It all started Saturday night, a time when no self-respecting plumber in the Americas will answer his 'emergency' phone. I went down to the basement to put in a load of laundry and noticed that the concrete floor under the washer was wet. We sometimes get a little water in that corner of the basement when it rains (and it had been), but something told me to open the door to the little bathroom that sits right next to our laundry area.
Tess was showering at the time; the waste pipe that runs from our washer to the main line was spurting some water out from under the cap. There's drainage in that area, so it wasn't too much of a mess yet, but I knew we had a problem.
"Houston," I said to Patrick when he walked through the door from some errands about a half hour later, "Come check this out." I turned on the tap to the slop sink so that he could see the mini-geyser-like action. He crouched down, hemmed and hawed, and talked man-talk to the pipe for a few minutes. I informed him that I'd already left a message for our regular plumber; we had some time to kill until we had to leave for dinner with our highly entertaining friends J&J, so we spent it leaving messages with other plumbers in the area. You know, just in case.

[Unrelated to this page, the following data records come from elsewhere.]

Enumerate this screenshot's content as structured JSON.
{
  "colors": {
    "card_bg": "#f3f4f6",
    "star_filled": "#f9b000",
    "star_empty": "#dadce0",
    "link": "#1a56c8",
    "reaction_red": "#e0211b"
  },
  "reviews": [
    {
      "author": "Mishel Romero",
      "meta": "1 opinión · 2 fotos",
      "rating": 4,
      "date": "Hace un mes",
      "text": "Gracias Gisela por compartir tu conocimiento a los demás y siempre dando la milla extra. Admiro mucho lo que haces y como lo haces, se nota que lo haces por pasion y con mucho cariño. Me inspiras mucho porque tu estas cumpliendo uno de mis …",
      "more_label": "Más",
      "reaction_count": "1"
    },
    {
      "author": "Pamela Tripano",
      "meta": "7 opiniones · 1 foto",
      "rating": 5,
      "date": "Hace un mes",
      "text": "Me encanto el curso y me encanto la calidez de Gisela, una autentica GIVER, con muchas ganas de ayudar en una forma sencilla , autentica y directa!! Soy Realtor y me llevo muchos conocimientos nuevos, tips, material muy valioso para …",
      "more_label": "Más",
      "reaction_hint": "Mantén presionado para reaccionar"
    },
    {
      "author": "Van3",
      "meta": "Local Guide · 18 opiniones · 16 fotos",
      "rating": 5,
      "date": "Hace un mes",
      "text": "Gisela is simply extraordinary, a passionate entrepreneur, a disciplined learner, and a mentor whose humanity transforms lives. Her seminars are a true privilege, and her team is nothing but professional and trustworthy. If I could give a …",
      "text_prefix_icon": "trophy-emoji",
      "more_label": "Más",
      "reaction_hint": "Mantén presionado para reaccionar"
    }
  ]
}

We kept hygiene activities to the barest minimum the next morning ("Take the shortest shower of your life," I admonished Christian as I shook him awake), and I knew that, between church and a luncheon at a friends' house, we'd be gone most of Sunday. I hoped that would mean we wouldn't have too much back-up to deal with, knowing that we wouldn't see a plumber until at least this morning.
We got home a little before Super Bowl kick-off time last night; our regular plumber had left a message (the only one who ever did), so I called him back on his cell phone right away. "Jack," I said, "I know you're just sitting down to watch the game, but please send somebody over first thing in the morning. You know we have five kids; you know how much flushing that entails." Maybe he sensed my panic, or maybe he was just eager to listen to Jordin Sparks sing "The Star-Spangled Banner." Either way, he hurriedly agreed; I rang off and got our game snacks ready using mostly disposable dishes.
I awoke at 5:30 this morning to a hideous burping sound. "It's the basement toilet," Patrick muttered into the dark. Christian, in his sleep-deprived haze (we had let the boys stay up for the whole exciting game), had forgotten our need to conserve and was taking a regular-length shower.
When Jack's son John arrived this morning at about 9:00, I led him to the little basement bathroom. I won't describe for you what met me when I opened the door, but remember my pregnancy-induced super-mega-bionic sense of smell and my overactive gag reflex. Breathing through my mouth, I walked back out and asked John to give me a minute. He, in turn, took one look at the room and said, "You'll need to call our 'rooter' subcontractor, Al. I don't have the equipment for this." He gave me the number and left quickly.
I called Al and got his angel wife on the phone. At first, she said Al's day was very full, but when I uttered the magic words "five kids" (and perhaps when she heard the desperation in my voice), she had a change of heart and was able to schedule us for an appointment at noon.
In the meantime, I put my normal routine on hold. No dishes (still left from Saturday); no laundry; no exercise, since I couldn't shower. No flushing (Daniel, a.k.a. "Mr. Fastidious," really didn't like that). I got caught up on some other tasks and waited.
Al was great. He arrived on time, brought in his fancy drain snake with attached camera (again: yerrrrch), and had the line cleared in about a half hour. I happily wrote him a large check, took his card (which I plan to laminate and put in a very safe place), and sent him on his way--after hearing what the clogging culprit was.
("They don't break down," Al said, waxing philosophical. "I've seen it time and time again. Once you flush one, it's the beginning of the end.")
Who flushed the wipes, and when? It is a puzzlement. Daniel has been potty-trained for a couple of months; I can't remember the last time we had the wipes box out. And I've always known that regular wipes aren't flushable; every box you buy says so in prominent typeface on the back.
And yet, and yet. The evidence was incontrovertible. (Though I should say that I take Al's testimony at face value; I didn't confirm his diagnosis with my own eyes.)
The crisis is over; all that remains is catching up on the laundry and kitchen maintenance. That, and somehow steeling myself--or providing enough incentive to someone else in the house--to take a bucket of water and some bleach down to the little bathroom to clean up the remaining detritus. Jove's nightgown: I can barely stand the thought.